The Town of Vail Stephens Park stream bank restoration project was developed to re-grade and revegetate the stream banks, improve stream access, and develop in-stream habitat. Fortunately, the timing of the stream bank re-vegetation coincided with the Sustaining Colorado Watersheds Conference. Approximately two dozen conference attendees volunteered to assist the project proponents in re-planting the riparian area along Gore Creek. The volunteers arrived in the early morning chill ready for the experiential lesson. Gregg Barrie, Town of Vail Landscape Architect, spent some time describing the purpose of the project and its funding sources, which included a grant from the Colorado Healthy Rivers Fund. Randy Mandel, Colorado Riparian Association, then described the planting strategy. After that, the volunteers went to work planting approximately 450 plants representing 20 different local native riparian species. The project was a success, and CRA will be watching the growth as the seasons progress. Many of the volunteers will be implementing their own volunteer revegetation projects with the watershed groups that they represent. The volunteer effort had an immediate benefit for Gore Creek in Stephens Park, and the lessons learned will be applied to riparian re-vegetation efforts throughout Colorado. Additionally, The Town of Vail is strongly considering adding two additional project sites to build off of the good work that was accomplished by all during the conference.

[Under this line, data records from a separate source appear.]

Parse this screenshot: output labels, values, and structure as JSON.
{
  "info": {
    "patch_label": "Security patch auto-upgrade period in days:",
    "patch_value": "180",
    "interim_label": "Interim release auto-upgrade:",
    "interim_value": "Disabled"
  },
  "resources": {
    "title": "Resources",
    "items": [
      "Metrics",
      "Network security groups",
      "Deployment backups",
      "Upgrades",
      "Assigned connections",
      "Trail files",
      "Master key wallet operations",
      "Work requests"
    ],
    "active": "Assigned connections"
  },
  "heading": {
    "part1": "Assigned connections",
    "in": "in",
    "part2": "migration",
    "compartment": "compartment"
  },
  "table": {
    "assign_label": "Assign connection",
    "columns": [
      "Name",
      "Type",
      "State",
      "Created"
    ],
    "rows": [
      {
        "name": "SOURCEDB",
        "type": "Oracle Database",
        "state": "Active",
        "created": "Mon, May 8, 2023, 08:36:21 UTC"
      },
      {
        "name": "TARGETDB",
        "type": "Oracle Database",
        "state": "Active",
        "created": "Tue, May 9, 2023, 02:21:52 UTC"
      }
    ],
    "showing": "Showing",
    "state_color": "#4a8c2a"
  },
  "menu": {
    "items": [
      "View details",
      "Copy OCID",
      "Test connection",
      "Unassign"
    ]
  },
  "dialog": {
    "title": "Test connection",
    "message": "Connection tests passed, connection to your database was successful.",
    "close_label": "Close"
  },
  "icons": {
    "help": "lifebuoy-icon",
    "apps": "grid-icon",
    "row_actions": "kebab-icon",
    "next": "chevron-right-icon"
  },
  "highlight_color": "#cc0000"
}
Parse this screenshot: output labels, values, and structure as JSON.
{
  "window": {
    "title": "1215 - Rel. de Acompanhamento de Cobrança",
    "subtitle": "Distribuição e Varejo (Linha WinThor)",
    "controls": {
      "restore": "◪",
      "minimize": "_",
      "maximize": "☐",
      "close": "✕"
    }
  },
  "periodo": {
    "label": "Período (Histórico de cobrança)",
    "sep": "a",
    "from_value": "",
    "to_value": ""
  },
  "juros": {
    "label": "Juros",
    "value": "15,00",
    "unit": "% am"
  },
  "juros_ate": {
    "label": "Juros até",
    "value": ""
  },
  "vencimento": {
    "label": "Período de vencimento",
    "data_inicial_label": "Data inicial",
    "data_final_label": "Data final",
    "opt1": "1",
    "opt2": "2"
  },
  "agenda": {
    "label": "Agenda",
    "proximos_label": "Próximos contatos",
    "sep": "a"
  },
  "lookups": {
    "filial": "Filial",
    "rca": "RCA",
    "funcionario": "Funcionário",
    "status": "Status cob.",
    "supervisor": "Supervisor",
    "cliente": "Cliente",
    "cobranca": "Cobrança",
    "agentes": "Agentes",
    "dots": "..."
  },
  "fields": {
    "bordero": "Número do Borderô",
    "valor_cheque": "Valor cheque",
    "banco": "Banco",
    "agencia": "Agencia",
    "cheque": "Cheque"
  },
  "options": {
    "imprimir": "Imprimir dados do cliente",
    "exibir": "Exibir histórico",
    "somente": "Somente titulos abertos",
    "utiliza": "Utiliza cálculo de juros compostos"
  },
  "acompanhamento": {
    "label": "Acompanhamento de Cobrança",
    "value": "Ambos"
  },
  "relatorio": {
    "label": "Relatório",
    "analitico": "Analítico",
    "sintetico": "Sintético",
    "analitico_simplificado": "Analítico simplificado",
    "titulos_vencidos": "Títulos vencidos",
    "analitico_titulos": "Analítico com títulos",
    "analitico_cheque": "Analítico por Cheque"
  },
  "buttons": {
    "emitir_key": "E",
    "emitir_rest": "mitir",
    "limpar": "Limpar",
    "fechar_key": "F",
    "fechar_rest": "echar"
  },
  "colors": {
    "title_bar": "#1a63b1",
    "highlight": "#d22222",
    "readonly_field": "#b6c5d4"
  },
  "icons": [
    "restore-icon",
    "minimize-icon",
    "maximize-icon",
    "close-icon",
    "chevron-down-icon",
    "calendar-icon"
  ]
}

We will leave you with some select quotes from 2010 conference attendees, culled from the conference survey. We like that the comments demonstrate the feeling of “positive energy” at the conference and suggest that its content is widely applicable to the jobs we all do for the benefit of our riparian areas. We will hope to see you in 2011, when the Sustaining Colorado Watersheds 2011 Conference is hosted by the Westin Riverfront in Avon, October 4th through 6th.
Quotes from the 2010 Conference Survey:
I left the workshop with renewed enthusiasm for my work. I think some of it rubbed off the presenters. I also learned a ton on willow propagation, terrestrial LiDAR, Stream Stats, and more.
I got a lot out of the willow planting seminar. I will use the material from measurable outcomes and performance appraisal in my monitoring work.
There are several things that I can incorporate into water classes that I teach, e.g., algae identification and implications, stream restoration tools, problems with developing nutrient criteria….
I learned what to clue in on to determine flood history in the field. When I document riparian plant communities and conduct riparian PFC assessments, it’s important to know whether the historical hydrology of the stream is still intact.
The impact of small NGOs and individuals on watershed/river ecological restoration [is relevant to my work]. As a researcher, such contacts and topical issues help focus research to critical needs….
Thinking of how my project will affect the environment and how to measure those results rather than simply completing the project. This was an excellent eye opener and motivation to change the way I approach my restoration projects.
Be a spark plug! It takes energy and focus to get a project started and see it through to the end. This simple phrase will help me to stay motivated whenever it comes to mind.
Dream bigger! We need a vision people can identify with, instead of just a loaded database.